By: Elizabeth Ojo

Scrolling through the news online, I pass a headline that screams that the police have shot yet another Black teenager. Not again is my first thought. I have seen this headline too many times. It hurts too much to read. I keep scrolling.

It has now been over two months since unarmed 18 year-old Michael Brownwas shot and killed in Ferguson, Missouri. His killer, Officer Darren Wilson, remains free albeit in hiding and the world has largely moved on. News cameras have been shut off, many protesters have packed up and no one is watching anymore. However, Ferguson should not become a tragic footnote in history. It should be a watershed; a turning point for race relations in America heralding a new era of mutual respect and an acknowledgement that #blacklivesmatter (a hashtag popularized by protestors during this past summer of unrest). The lives of Vonderrit Myers, Kendrec McDade, John Crawford III, Amadou Diallo and Eric Garner matter. These names belong to innocent Black men slaughtered in the street. Some were accused of a crime but never given the luxury of a trial before being executed by police officers in broad daylight. So what lessons can be learned from the actions of our neighbors to the south?


Firstly, protest is powerful. Protestors in Ferguson were met with tear gas and tanks, riot gear, and arrests. Still they soldier on, declaring last month “FergusonOctober” and Oct. 22 a national day of action against police brutality. They don’t rest. And neither should we when we see an injustice. Recent announcements about the proposed hike in fees and tuition have left many upset. But all this talk is not translating into enough action. The #IAmAStudent protests involved a very small fraction of our campus. If we truly want our voices heard, we must MAKE them heard.

The unrest over Brown’s killing and the unwarranted police response provoked international media attention and even brought Attorney General Eric Holder to the scene. This intense scrutiny forced the police chief himself to change his account of the incident several times, eventually revealing Brown’s innocence. This should be a second lesson to us; we must demand excellence and accountability from our leaders. We here at UBC and in this nation, have the freedom to question authority. We must exercise it.

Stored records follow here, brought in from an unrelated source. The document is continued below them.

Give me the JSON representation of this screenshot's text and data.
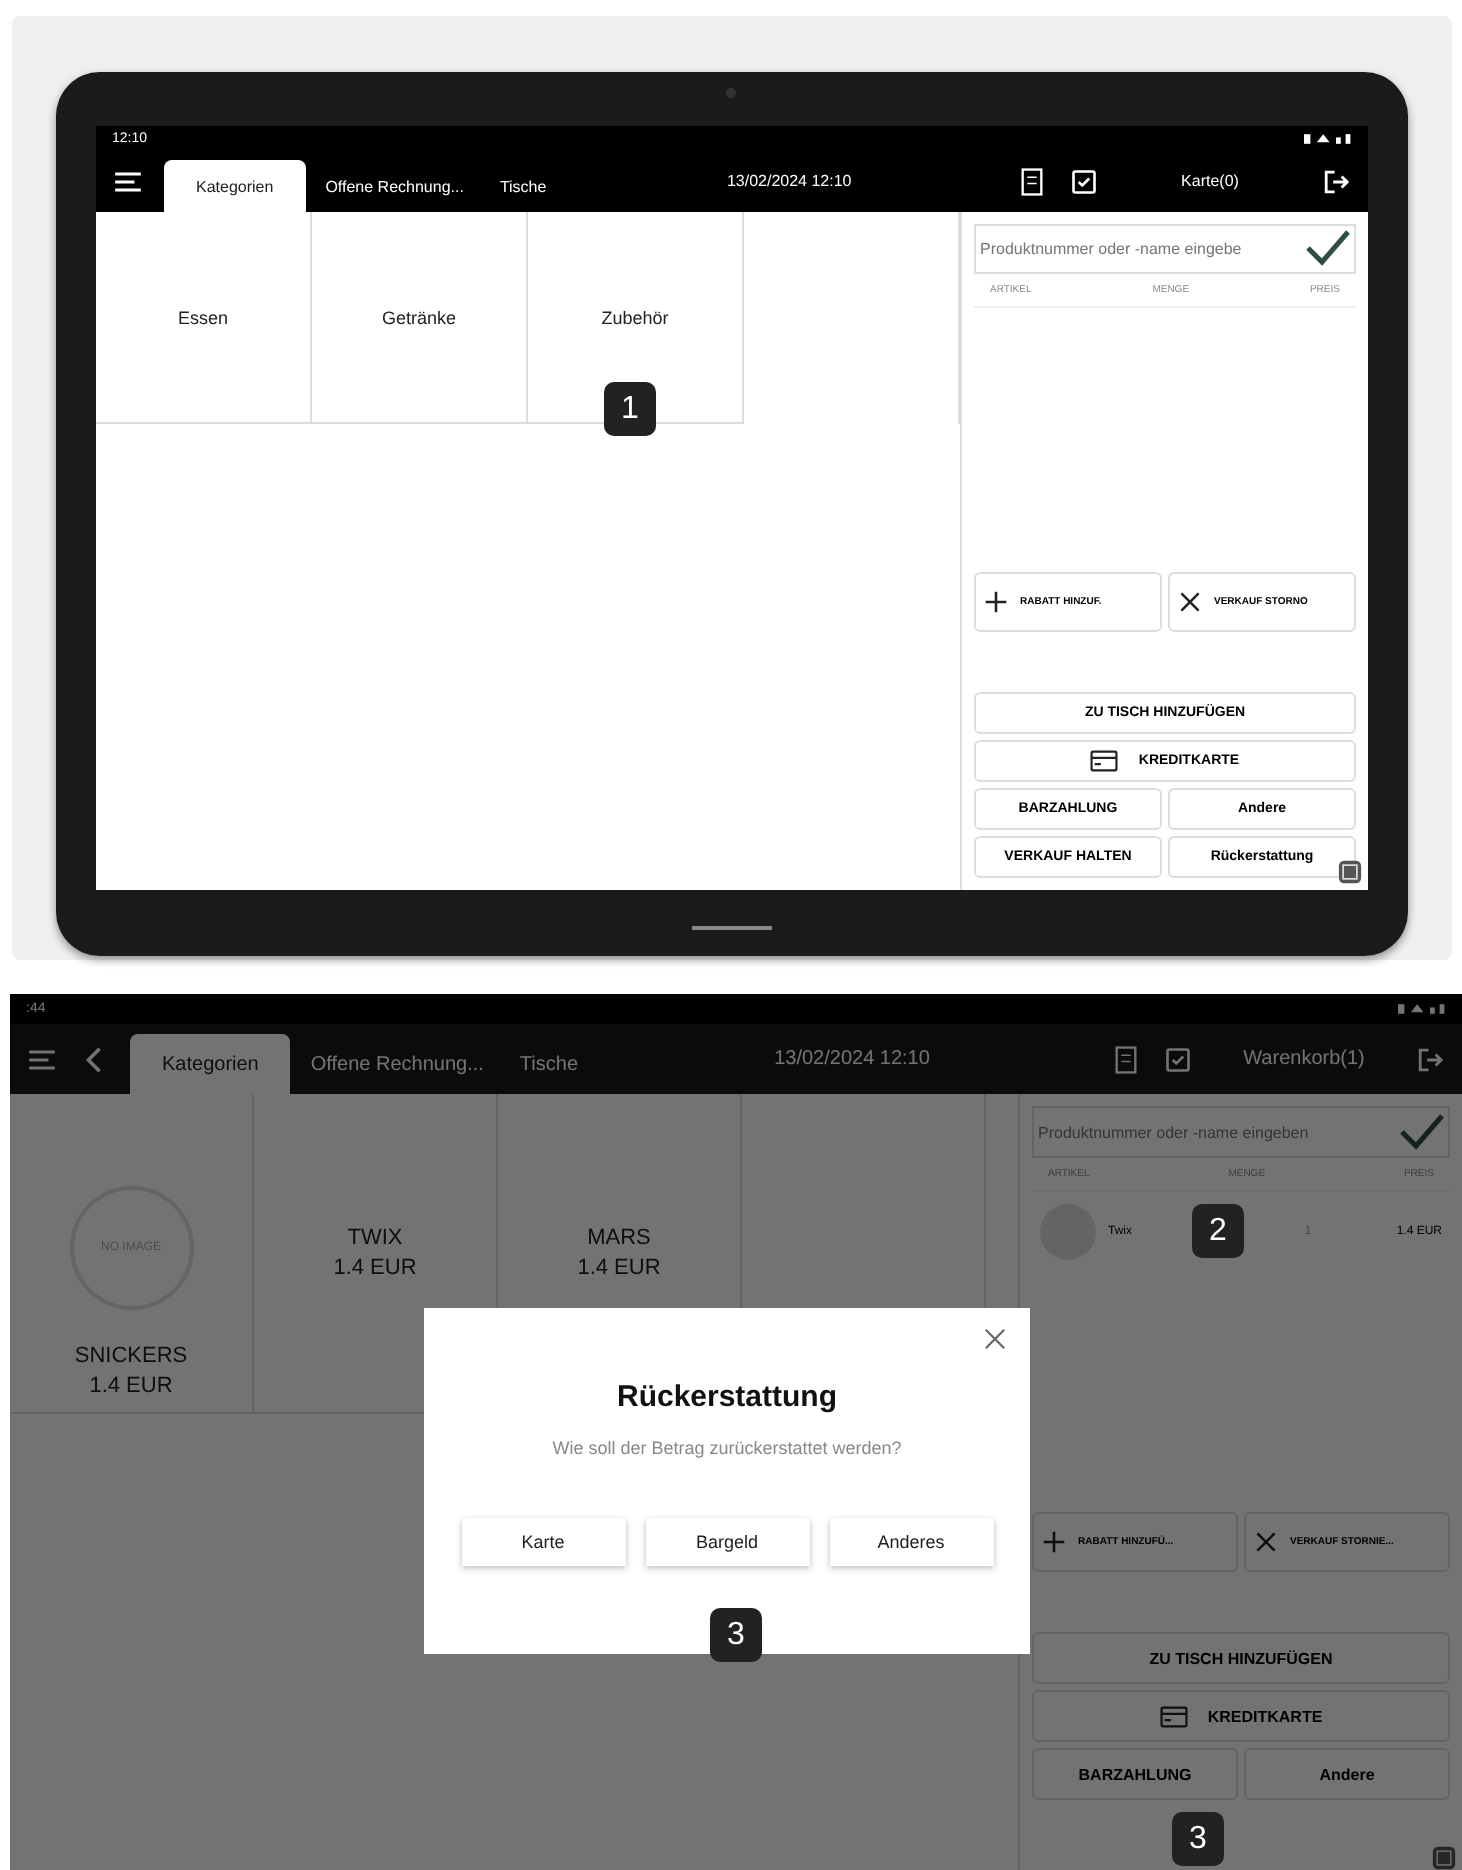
{
  "screenshots": [
    {
      "kind": "tablet",
      "status_bar": {
        "time": "12:10"
      },
      "tabs": [
        {
          "label": "Kategorien",
          "selected": true
        },
        {
          "label": "Offene Rechnung...",
          "selected": false
        },
        {
          "label": "Tische",
          "selected": false
        }
      ],
      "datetime": "13/02/2024 12:10",
      "cart_label": "Karte(0)",
      "tiles_callout": "1",
      "tiles": [
        {
          "kind": "category",
          "name": "Essen"
        },
        {
          "kind": "category",
          "name": "Getränke"
        },
        {
          "kind": "category",
          "name": "Zubehör"
        }
      ],
      "search": {
        "placeholder": "Produktnummer oder -name eingebe"
      },
      "columns": [
        "ARTIKEL",
        "MENGE",
        "PREIS"
      ],
      "actions": [
        {
          "kind": "plus",
          "label": "RABATT HINZUF."
        },
        {
          "kind": "cross",
          "label": "VERKAUF STORNO"
        }
      ],
      "payment_buttons": [
        {
          "kind": "wide",
          "label": "ZU TISCH HINZUFÜGEN"
        },
        {
          "kind": "card",
          "label": "KREDITKARTE"
        },
        {
          "kind": "half",
          "label": "BARZAHLUNG"
        },
        {
          "kind": "half",
          "label": "Andere"
        },
        {
          "kind": "half",
          "label": "VERKAUF HALTEN"
        },
        {
          "kind": "half",
          "label": "Rückerstattung"
        }
      ]
    },
    {
      "kind": "plain",
      "status_bar": {
        "time": ":44"
      },
      "back_button": true,
      "tabs": [
        {
          "label": "Kategorien",
          "selected": true
        },
        {
          "label": "Offene Rechnung...",
          "selected": false
        },
        {
          "label": "Tische",
          "selected": false
        }
      ],
      "datetime": "13/02/2024 12:10",
      "cart_label": "Warenkorb(1)",
      "tiles": [
        {
          "kind": "product",
          "name": "SNICKERS",
          "price": "1.4 EUR",
          "image_label": "NO IMAGE"
        },
        {
          "kind": "product",
          "name": "TWIX",
          "price": "1.4 EUR"
        },
        {
          "kind": "product",
          "name": "MARS",
          "price": "1.4 EUR"
        }
      ],
      "search": {
        "placeholder": "Produktnummer oder -name eingeben"
      },
      "columns": [
        "ARTIKEL",
        "MENGE",
        "PREIS"
      ],
      "cart_items": [
        {
          "name": "Twix",
          "quantity": "1",
          "price": "1.4 EUR",
          "callout": "2"
        }
      ],
      "actions": [
        {
          "kind": "plus",
          "label": "RABATT HINZUFÜ..."
        },
        {
          "kind": "cross",
          "label": "VERKAUF STORNIE..."
        }
      ],
      "payment_buttons": [
        {
          "kind": "wide",
          "label": "ZU TISCH HINZUFÜGEN"
        },
        {
          "kind": "card",
          "label": "KREDITKARTE"
        },
        {
          "kind": "half",
          "label": "BARZAHLUNG"
        },
        {
          "kind": "half",
          "label": "Andere"
        }
      ],
      "payment_callout": "3",
      "dialog": {
        "title": "Rückerstattung",
        "message": "Wie soll der Betrag zurückerstattet werden?",
        "buttons": [
          "Karte",
          "Bargeld",
          "Anderes"
        ],
        "callout": "3"
      }
    }
  ]
}
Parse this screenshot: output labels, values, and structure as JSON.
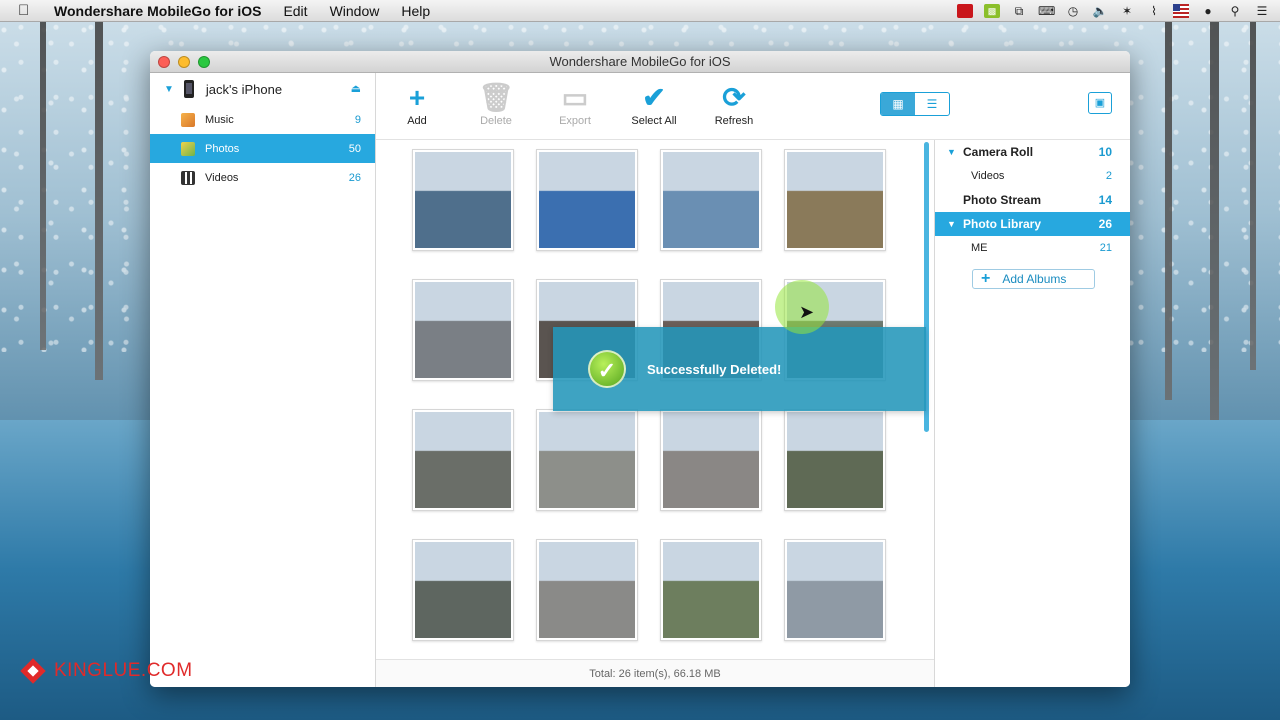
{
  "menubar": {
    "app_name": "Wondershare MobileGo for iOS",
    "items": [
      "Edit",
      "Window",
      "Help"
    ]
  },
  "window": {
    "title": "Wondershare MobileGo for iOS"
  },
  "sidebar": {
    "device": "jack's iPhone",
    "items": [
      {
        "label": "Music",
        "count": "9",
        "icon": "music-icon"
      },
      {
        "label": "Photos",
        "count": "50",
        "icon": "photos-icon",
        "active": true
      },
      {
        "label": "Videos",
        "count": "26",
        "icon": "videos-icon"
      }
    ]
  },
  "toolbar": {
    "add_label": "Add",
    "delete_label": "Delete",
    "export_label": "Export",
    "select_all_label": "Select All",
    "refresh_label": "Refresh",
    "view_mode": "grid"
  },
  "photos": {
    "thumbnails": [
      "#4f6f8c",
      "#3b6fb0",
      "#6a8fb3",
      "#8a7a5a",
      "#7a7f85",
      "#5a5450",
      "#6b5e58",
      "#6e7a70",
      "#6a6e68",
      "#8d8f8a",
      "#8a8785",
      "#5f6a55",
      "#5e6660",
      "#8a8a88",
      "#6d7e5e",
      "#8f9aa5"
    ]
  },
  "status": {
    "total": "Total: 26 item(s), 66.18 MB"
  },
  "albums": {
    "camera_roll": {
      "label": "Camera Roll",
      "count": "10"
    },
    "camera_videos": {
      "label": "Videos",
      "count": "2"
    },
    "photo_stream": {
      "label": "Photo Stream",
      "count": "14"
    },
    "photo_library": {
      "label": "Photo Library",
      "count": "26"
    },
    "me": {
      "label": "ME",
      "count": "21"
    },
    "add_albums_label": "Add Albums"
  },
  "toast": {
    "message": "Successfully Deleted!"
  },
  "watermark": {
    "text": "KINGLUE.COM"
  },
  "colors": {
    "accent": "#27a8df",
    "toast": "#2396ba",
    "watermark": "#e02a2a"
  }
}
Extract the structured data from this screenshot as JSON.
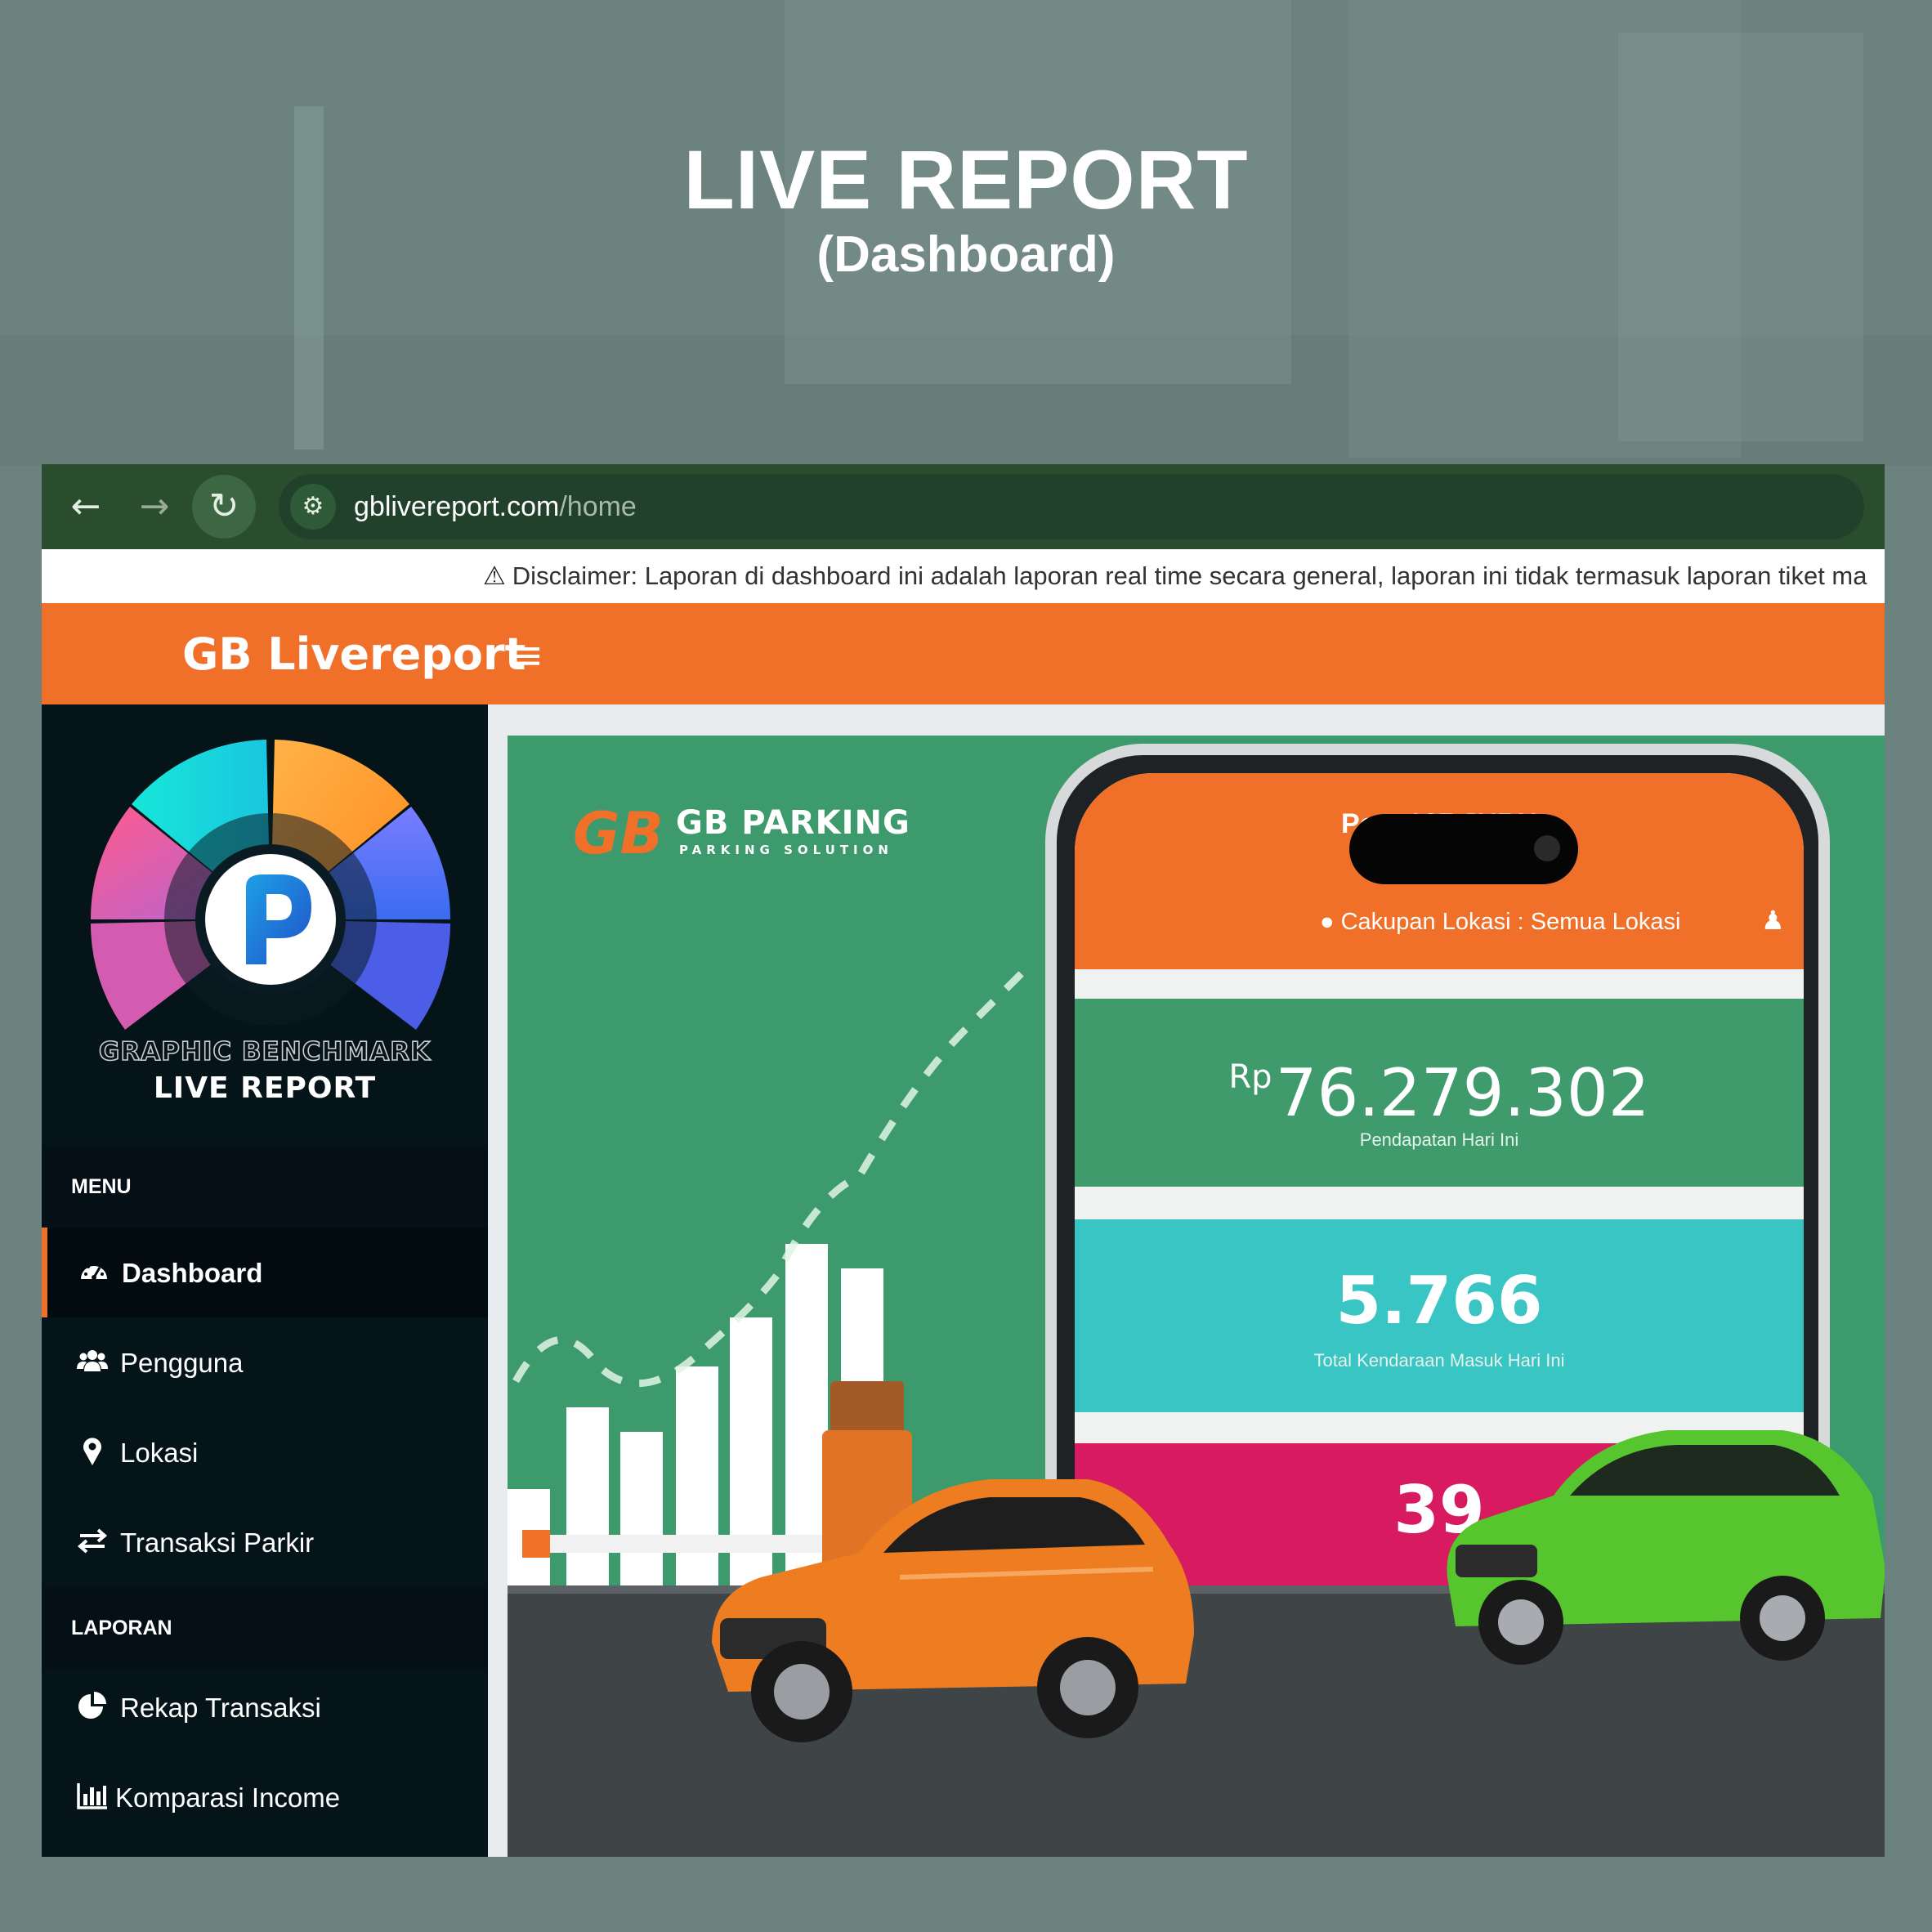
{
  "hero": {
    "title": "LIVE REPORT",
    "subtitle": "(Dashboard)"
  },
  "browser": {
    "url_domain": "gblivereport.com",
    "url_path": "/home",
    "icons": {
      "back": "arrow-left-icon",
      "forward": "arrow-right-icon",
      "reload": "reload-icon",
      "site_info": "tune-icon"
    }
  },
  "disclaimer": "Disclaimer: Laporan di dashboard ini adalah laporan real time secara general, laporan ini tidak termasuk laporan tiket ma",
  "header": {
    "brand": "GB Livereport",
    "menu_toggle_icon": "hamburger-icon",
    "color": "#f07029"
  },
  "sidebar": {
    "logo_line1": "GRAPHIC BENCHMARK",
    "logo_line2": "LIVE REPORT",
    "sections": [
      {
        "heading": "MENU",
        "items": [
          {
            "label": "Dashboard",
            "icon": "speedometer-icon",
            "active": true
          },
          {
            "label": "Pengguna",
            "icon": "users-icon",
            "active": false
          },
          {
            "label": "Lokasi",
            "icon": "map-pin-icon",
            "active": false
          },
          {
            "label": "Transaksi Parkir",
            "icon": "exchange-icon",
            "active": false
          }
        ]
      },
      {
        "heading": "LAPORAN",
        "items": [
          {
            "label": "Rekap Transaksi",
            "icon": "pie-chart-icon",
            "active": false
          },
          {
            "label": "Komparasi Income",
            "icon": "bar-chart-icon",
            "active": false
          }
        ]
      }
    ]
  },
  "promo": {
    "brand_mark": "GB",
    "brand_name": "GB PARKING",
    "brand_tagline": "PARKING SOLUTION",
    "phone": {
      "title": "Po        ...127 JURU",
      "location": "Cakupan Lokasi : Semua Lokasi",
      "revenue_prefix": "Rp",
      "revenue": "76.279.302",
      "revenue_label": "Pendapatan Hari Ini",
      "vehicles": "5.766",
      "vehicles_label": "Total Kendaraan Masuk Hari Ini",
      "third_value": "39"
    }
  }
}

These lives matter and Mike Brown’s unjust death has unearthed an unrest that’s been stirring for centuries. We can learn from this. Make it known that injustice will not be tolerated here despite whatever form it takes.